McWherter, a resident of Jackson, is the chairman of the board of First State Bank in Union City and a board member for Jackson Energy Authority. He cited Jackson Energy Authority's broadband access program as an example of the type of development which he claimed would attract new businesses and make Tennessee a "shovel-ready" site for new industries. He also said the state should make better use of community colleges for job training.

McWherter said Bedford was the 49th of 50 counties he has visited so far and that he hopes to reach all 95 counties in the state by the end of January. He said he was in all 95 counties when his father campaigned for governor and said grass-roots contact is important.

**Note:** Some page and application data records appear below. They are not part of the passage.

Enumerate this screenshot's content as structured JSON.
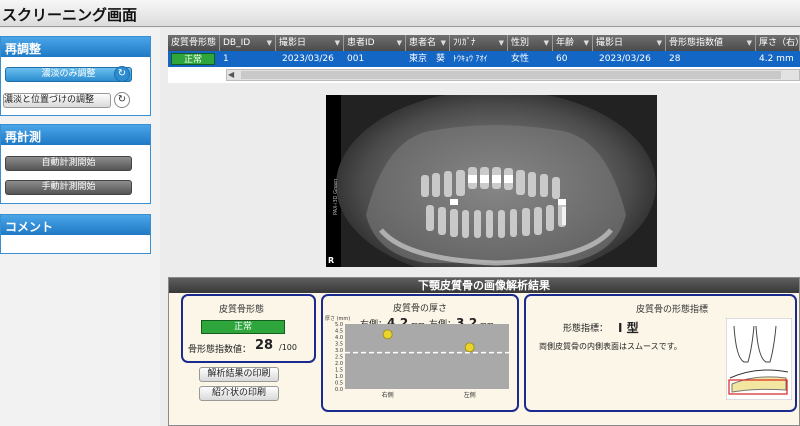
{
  "window": {
    "title": "スクリーニング画面"
  },
  "sidebar": {
    "readjust": {
      "header": "再調整",
      "density_only": "濃淡のみ調整",
      "density_position": "濃淡と位置づけの調整"
    },
    "remeasure": {
      "header": "再計測",
      "auto": "自動計測開始",
      "manual": "手動計測開始"
    },
    "comment": {
      "header": "コメント"
    }
  },
  "table": {
    "headers": [
      "皮質骨形態",
      "DB_ID",
      "撮影日",
      "患者ID",
      "患者名",
      "ﾌﾘｶﾞﾅ",
      "性別",
      "年齢",
      "撮影日",
      "骨形態指数値",
      "厚さ（右）"
    ],
    "row": {
      "status": "正常",
      "db_id": "1",
      "date": "2023/03/26",
      "patient_id": "001",
      "name": "東京　葵",
      "kana": "ﾄｳｷｮｳ ｱｵｲ",
      "sex": "女性",
      "age": "60",
      "date2": "2023/03/26",
      "index": "28",
      "thickness": "4.2 mm"
    }
  },
  "xray": {
    "side_text": "PAX-i3D Green",
    "corner_label": "R"
  },
  "results": {
    "header": "下顎皮質骨の画像解析結果",
    "morphology": {
      "title": "皮質骨形態",
      "status": "正常",
      "index_label": "骨形態指数値：",
      "index_value": "28",
      "index_max": "/100",
      "print_analysis": "解析結果の印刷",
      "print_referral": "紹介状の印刷"
    },
    "thickness": {
      "title": "皮質骨の厚さ",
      "right_label": "右側：",
      "right_value": "4.2",
      "left_label": "左側：",
      "left_value": "3.2",
      "unit": "mm",
      "y_axis_label": "厚さ (mm)",
      "x_labels": [
        "右側",
        "左側"
      ]
    },
    "shape": {
      "title": "皮質骨の形態指標",
      "index_label": "形態指標：",
      "index_value": "I 型",
      "description": "両側皮質骨の内側表面はスムースです。"
    }
  },
  "colors": {
    "accent": "#1466c4",
    "ok_green": "#2ea63c",
    "box_border": "#1b2a8e",
    "marker": "#e8d42a"
  },
  "chart_data": {
    "type": "scatter",
    "categories": [
      "右側",
      "左側"
    ],
    "values": [
      4.2,
      3.2
    ],
    "ylim": [
      0,
      5.0
    ],
    "yticks": [
      0.0,
      0.5,
      1.0,
      1.5,
      2.0,
      2.5,
      3.0,
      3.5,
      4.0,
      4.5,
      5.0
    ],
    "threshold": 2.8,
    "ylabel": "厚さ (mm)",
    "grid": false
  }
}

He said jobs are the number one issue raised by the people to whom he's spoken. He praised the administration of Gov. Phil Bredesen for recruiting large plants such as Volkswagen, Hemlock Semiconductor and Wacker Chemical and said the state should work to make sure that suppliers to those industries locate throughout Tennessee.

McWherter said he supports continuing the Basic Education Program funding formula which began during his father's administration. But he said the state needs to use more distance learning and innovative ways to deliver curriculum. He praised higher graduation standards but said some schools may have a hard time providing all the classes needed by students unless distance learning programs are available to allow them to share teachers.

McWherter said the voters to whom he's spoke are also concerned about the health care issue, with opinions that are "across the board," but he said it's hard to know what the state's role will be until the U.S. House and Senate agree on some sort of health care reform.

Recent state legislative elections have trended Republican, but McWherter said that does not concern him.

"I think it's important that whoever the governor is be able to reach across the aisle and work with both sides," he said.

McWherter said he has numerous fond memories of attending the Celebration, sometimes with a cousin, E.B. Tanner, who competed in the show. He said that if he is elected governor, he'll attend each year's show.